[Start of section]

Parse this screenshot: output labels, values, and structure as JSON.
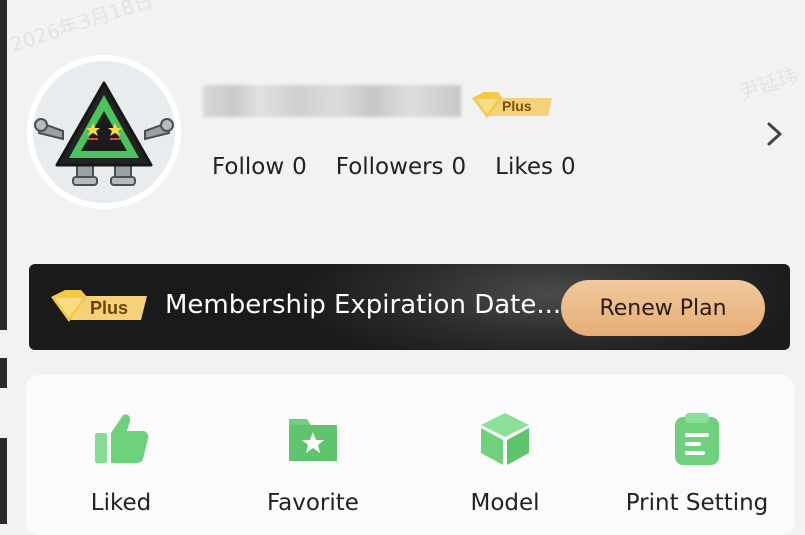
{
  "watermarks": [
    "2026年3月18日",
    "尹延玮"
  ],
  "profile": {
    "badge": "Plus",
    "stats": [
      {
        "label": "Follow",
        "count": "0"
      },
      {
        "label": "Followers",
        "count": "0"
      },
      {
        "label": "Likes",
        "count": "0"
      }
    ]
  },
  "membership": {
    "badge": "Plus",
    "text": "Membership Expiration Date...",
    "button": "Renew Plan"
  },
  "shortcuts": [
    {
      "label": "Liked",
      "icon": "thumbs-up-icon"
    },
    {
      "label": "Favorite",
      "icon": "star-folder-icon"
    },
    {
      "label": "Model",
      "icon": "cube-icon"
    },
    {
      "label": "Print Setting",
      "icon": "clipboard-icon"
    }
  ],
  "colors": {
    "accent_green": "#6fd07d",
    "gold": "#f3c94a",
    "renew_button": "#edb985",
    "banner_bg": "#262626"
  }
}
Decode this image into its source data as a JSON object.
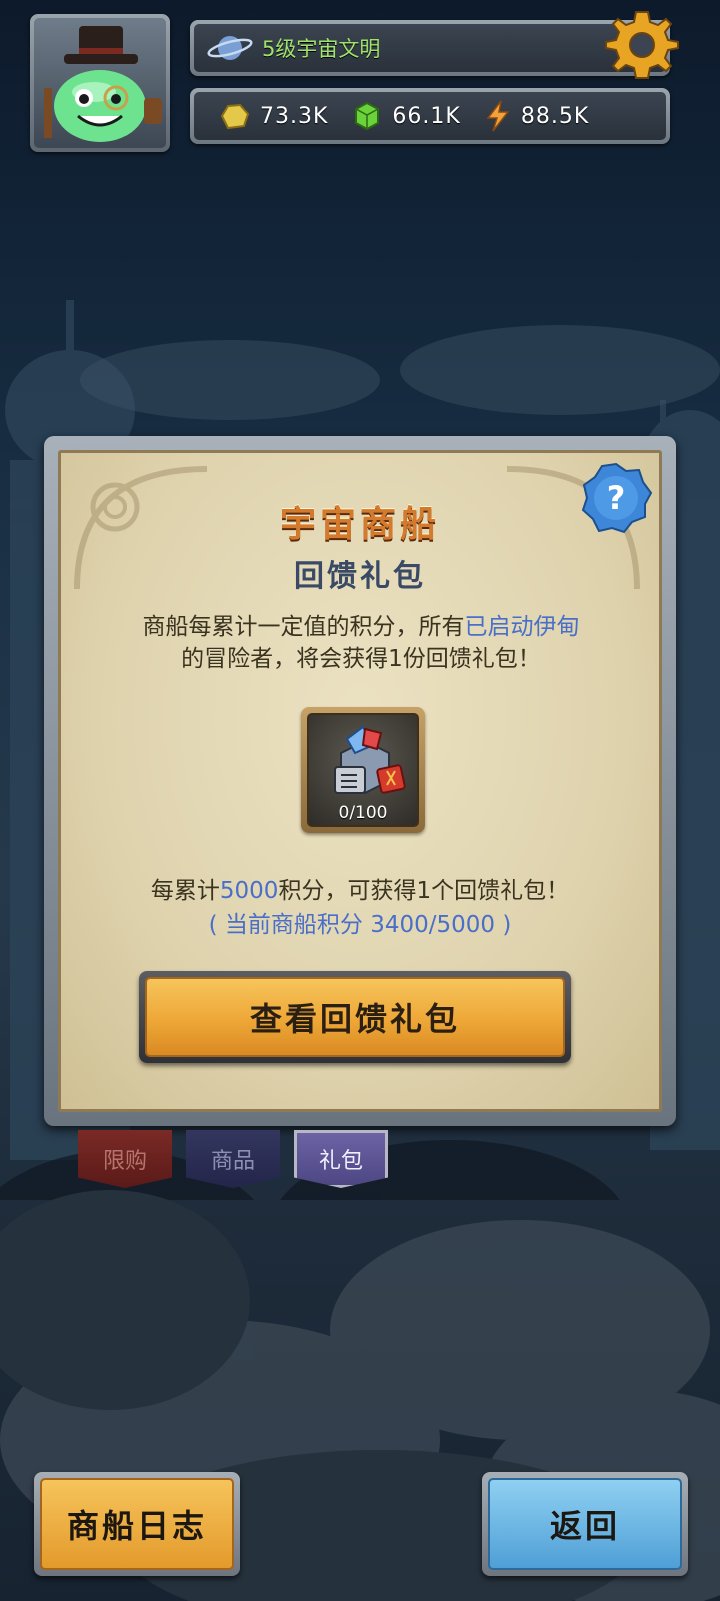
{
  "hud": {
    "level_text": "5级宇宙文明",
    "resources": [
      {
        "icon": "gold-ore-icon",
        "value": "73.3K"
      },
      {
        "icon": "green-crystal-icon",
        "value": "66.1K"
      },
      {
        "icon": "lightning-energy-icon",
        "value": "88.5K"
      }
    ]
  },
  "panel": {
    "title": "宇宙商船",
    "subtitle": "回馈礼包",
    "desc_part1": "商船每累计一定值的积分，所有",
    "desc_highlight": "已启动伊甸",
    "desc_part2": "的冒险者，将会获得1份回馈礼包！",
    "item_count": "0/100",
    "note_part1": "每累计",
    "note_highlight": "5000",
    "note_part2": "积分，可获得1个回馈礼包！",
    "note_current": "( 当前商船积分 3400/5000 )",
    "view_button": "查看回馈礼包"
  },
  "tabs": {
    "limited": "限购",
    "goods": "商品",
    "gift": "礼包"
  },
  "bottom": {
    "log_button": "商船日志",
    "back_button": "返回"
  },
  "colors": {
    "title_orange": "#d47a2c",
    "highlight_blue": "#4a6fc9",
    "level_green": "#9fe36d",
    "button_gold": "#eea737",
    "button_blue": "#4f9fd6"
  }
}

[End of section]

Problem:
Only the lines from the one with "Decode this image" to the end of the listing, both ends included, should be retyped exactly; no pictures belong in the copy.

Answer space:
Decode this image into its source data as a JSON object.
{
  "hud": {
    "level_text": "5级宇宙文明",
    "resources": [
      {
        "icon": "gold-ore-icon",
        "value": "73.3K"
      },
      {
        "icon": "green-crystal-icon",
        "value": "66.1K"
      },
      {
        "icon": "lightning-energy-icon",
        "value": "88.5K"
      }
    ]
  },
  "panel": {
    "title": "宇宙商船",
    "subtitle": "回馈礼包",
    "desc_part1": "商船每累计一定值的积分，所有",
    "desc_highlight": "已启动伊甸",
    "desc_part2": "的冒险者，将会获得1份回馈礼包！",
    "item_count": "0/100",
    "note_part1": "每累计",
    "note_highlight": "5000",
    "note_part2": "积分，可获得1个回馈礼包！",
    "note_current": "( 当前商船积分 3400/5000 )",
    "view_button": "查看回馈礼包"
  },
  "tabs": {
    "limited": "限购",
    "goods": "商品",
    "gift": "礼包"
  },
  "bottom": {
    "log_button": "商船日志",
    "back_button": "返回"
  },
  "colors": {
    "title_orange": "#d47a2c",
    "highlight_blue": "#4a6fc9",
    "level_green": "#9fe36d",
    "button_gold": "#eea737",
    "button_blue": "#4f9fd6"
  }
}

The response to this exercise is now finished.